Tabletop role-playing games are the anti-Olympics, or maybe the anti-Harvard: designed for participants, not for public kudos, non-scalable, cooperative, and not directly linked to real-world success. Not even the recently popular phenomenon of Actual Play podcasts (which let you eavesdrop online as podcasters play games) can give you the feeling of taking part. If you do want to take part, all you need are friends, paper, dice, and a virtual table, and if you can find the right table at the start of the game, by the end you will likely have friends. Your character can win fights with zombies or win foot races or win the love of a charismatic gnome, but you, as a real person, cannot win or lose. Even if your third-level druid gets their butt handed to them by a deadly beholder, you yourself haven’t failed, or been given a C. (PSA: Third-level druids should not fight beholders.)

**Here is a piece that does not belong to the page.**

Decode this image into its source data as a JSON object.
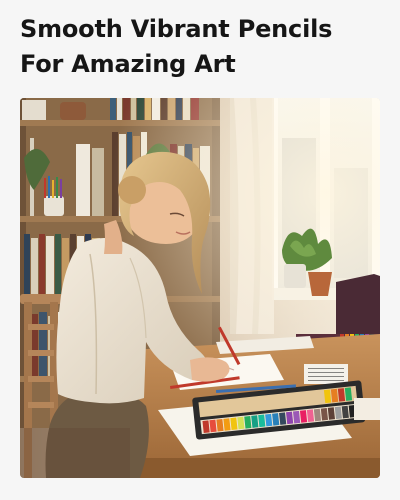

TTRPGs seem to me—and in some ways they’re still new to me—not only a good time with friends, but a paradigm for the classroom (I have started to use them in teaching) and for sociability and for real life, not as a way to replace competition entirely (what Kohn seems to want) but as a way to work alongside and against it. They are, perhaps, a paradigm for literary reading too: we can ask not “Who is right?” or “Whose claim wins?” so much as “What can we do together?” or “Why do we care about this?” or “What now?” In doing so we might, following Rita Felski, do justice to the reasons that poems and novels and so on “hook” readers in to begin with: poems do not so much compel admiration as lend us reasons to become attached, give us ways to participate in them, even to role-play. “Any case for art,” Felski writes in her recent book Hooked: Art and Attachment, “cannot brush aside the salience of first-person response.” There would be no poems, and no prizes for poetry, if people did not, at some point, choose to read them in our free time.
The eminent game designer Monte Cook, who has worked on Dungeons & Dragons, reminds newcomers (in his 2019 tome Your Best Game Ever) that “although it’s a game, there aren’t winners and losers. Playing an RPG is about creating a story as a group. It’s not about beating the GM, and it’s absolutely not about beating the other players.” It can’t be. There’s no shared measure of success, unless (and it’s a big unless) the measure of your success as a tabletop role-playing gamer lies in how much fun the other players have, how much we learn about one another and about the worlds (including the real world) that we build and share. As the experienced GM Ceci Mancuso has put it (quoting the oral lore of earlier gamers): “The Golden Rule of RPGs is to always make sure other players are having as much or more fun than you are.” That, at the moment, seems like the big win for me.